[Website and app data records]
⟨

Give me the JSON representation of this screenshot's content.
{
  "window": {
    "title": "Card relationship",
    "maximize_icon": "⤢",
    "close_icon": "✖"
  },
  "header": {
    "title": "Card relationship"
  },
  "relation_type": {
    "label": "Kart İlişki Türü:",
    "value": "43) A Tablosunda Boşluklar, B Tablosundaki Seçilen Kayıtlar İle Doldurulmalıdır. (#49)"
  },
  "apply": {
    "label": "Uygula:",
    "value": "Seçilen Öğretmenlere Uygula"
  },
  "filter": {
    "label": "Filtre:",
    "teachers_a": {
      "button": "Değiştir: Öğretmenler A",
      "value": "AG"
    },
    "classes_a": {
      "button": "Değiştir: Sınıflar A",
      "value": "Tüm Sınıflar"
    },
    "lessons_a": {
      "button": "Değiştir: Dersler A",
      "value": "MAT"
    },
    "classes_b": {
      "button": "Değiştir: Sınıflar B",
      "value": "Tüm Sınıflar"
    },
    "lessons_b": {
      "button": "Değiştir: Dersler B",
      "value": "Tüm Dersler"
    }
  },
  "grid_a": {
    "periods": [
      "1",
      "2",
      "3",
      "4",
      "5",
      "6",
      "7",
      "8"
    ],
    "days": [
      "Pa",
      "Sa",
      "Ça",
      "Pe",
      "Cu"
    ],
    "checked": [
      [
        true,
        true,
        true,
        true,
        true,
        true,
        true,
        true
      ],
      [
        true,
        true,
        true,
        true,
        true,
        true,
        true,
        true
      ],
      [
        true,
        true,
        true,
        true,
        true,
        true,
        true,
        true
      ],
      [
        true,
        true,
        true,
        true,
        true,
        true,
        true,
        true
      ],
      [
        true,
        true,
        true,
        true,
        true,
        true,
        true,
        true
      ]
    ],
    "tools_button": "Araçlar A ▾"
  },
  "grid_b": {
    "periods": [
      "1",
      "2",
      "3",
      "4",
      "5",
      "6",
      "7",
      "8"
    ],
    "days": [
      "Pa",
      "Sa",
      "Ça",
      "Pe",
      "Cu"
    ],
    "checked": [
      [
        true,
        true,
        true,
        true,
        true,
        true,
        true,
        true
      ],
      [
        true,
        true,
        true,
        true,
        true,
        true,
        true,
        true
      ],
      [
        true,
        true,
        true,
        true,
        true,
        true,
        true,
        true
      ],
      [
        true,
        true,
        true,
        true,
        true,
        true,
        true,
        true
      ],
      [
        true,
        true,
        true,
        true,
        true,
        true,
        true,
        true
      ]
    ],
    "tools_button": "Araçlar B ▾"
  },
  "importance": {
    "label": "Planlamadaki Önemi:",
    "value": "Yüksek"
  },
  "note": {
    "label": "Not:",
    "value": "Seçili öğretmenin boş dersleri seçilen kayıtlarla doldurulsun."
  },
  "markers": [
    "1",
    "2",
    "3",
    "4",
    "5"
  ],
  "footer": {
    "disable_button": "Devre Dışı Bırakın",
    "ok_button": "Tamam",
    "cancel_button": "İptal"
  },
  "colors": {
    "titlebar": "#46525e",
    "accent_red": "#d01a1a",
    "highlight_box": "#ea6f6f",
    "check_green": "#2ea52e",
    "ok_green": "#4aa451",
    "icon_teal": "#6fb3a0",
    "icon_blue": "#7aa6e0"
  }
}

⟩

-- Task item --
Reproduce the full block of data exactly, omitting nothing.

-- Response --
Give me the JSON representation of this screenshot's content.
{
  "window": {
    "title": "Card relationship",
    "maximize_icon": "⤢",
    "close_icon": "✖"
  },
  "header": {
    "title": "Card relationship"
  },
  "relation_type": {
    "label": "Kart İlişki Türü:",
    "value": "43) A Tablosunda Boşluklar, B Tablosundaki Seçilen Kayıtlar İle Doldurulmalıdır. (#49)"
  },
  "apply": {
    "label": "Uygula:",
    "value": "Seçilen Öğretmenlere Uygula"
  },
  "filter": {
    "label": "Filtre:",
    "teachers_a": {
      "button": "Değiştir: Öğretmenler A",
      "value": "AG"
    },
    "classes_a": {
      "button": "Değiştir: Sınıflar A",
      "value": "Tüm Sınıflar"
    },
    "lessons_a": {
      "button": "Değiştir: Dersler A",
      "value": "MAT"
    },
    "classes_b": {
      "button": "Değiştir: Sınıflar B",
      "value": "Tüm Sınıflar"
    },
    "lessons_b": {
      "button": "Değiştir: Dersler B",
      "value": "Tüm Dersler"
    }
  },
  "grid_a": {
    "periods": [
      "1",
      "2",
      "3",
      "4",
      "5",
      "6",
      "7",
      "8"
    ],
    "days": [
      "Pa",
      "Sa",
      "Ça",
      "Pe",
      "Cu"
    ],
    "checked": [
      [
        true,
        true,
        true,
        true,
        true,
        true,
        true,
        true
      ],
      [
        true,
        true,
        true,
        true,
        true,
        true,
        true,
        true
      ],
      [
        true,
        true,
        true,
        true,
        true,
        true,
        true,
        true
      ],
      [
        true,
        true,
        true,
        true,
        true,
        true,
        true,
        true
      ],
      [
        true,
        true,
        true,
        true,
        true,
        true,
        true,
        true
      ]
    ],
    "tools_button": "Araçlar A ▾"
  },
  "grid_b": {
    "periods": [
      "1",
      "2",
      "3",
      "4",
      "5",
      "6",
      "7",
      "8"
    ],
    "days": [
      "Pa",
      "Sa",
      "Ça",
      "Pe",
      "Cu"
    ],
    "checked": [
      [
        true,
        true,
        true,
        true,
        true,
        true,
        true,
        true
      ],
      [
        true,
        true,
        true,
        true,
        true,
        true,
        true,
        true
      ],
      [
        true,
        true,
        true,
        true,
        true,
        true,
        true,
        true
      ],
      [
        true,
        true,
        true,
        true,
        true,
        true,
        true,
        true
      ],
      [
        true,
        true,
        true,
        true,
        true,
        true,
        true,
        true
      ]
    ],
    "tools_button": "Araçlar B ▾"
  },
  "importance": {
    "label": "Planlamadaki Önemi:",
    "value": "Yüksek"
  },
  "note": {
    "label": "Not:",
    "value": "Seçili öğretmenin boş dersleri seçilen kayıtlarla doldurulsun."
  },
  "markers": [
    "1",
    "2",
    "3",
    "4",
    "5"
  ],
  "footer": {
    "disable_button": "Devre Dışı Bırakın",
    "ok_button": "Tamam",
    "cancel_button": "İptal"
  },
  "colors": {
    "titlebar": "#46525e",
    "accent_red": "#d01a1a",
    "highlight_box": "#ea6f6f",
    "check_green": "#2ea52e",
    "ok_green": "#4aa451",
    "icon_teal": "#6fb3a0",
    "icon_blue": "#7aa6e0"
  }
}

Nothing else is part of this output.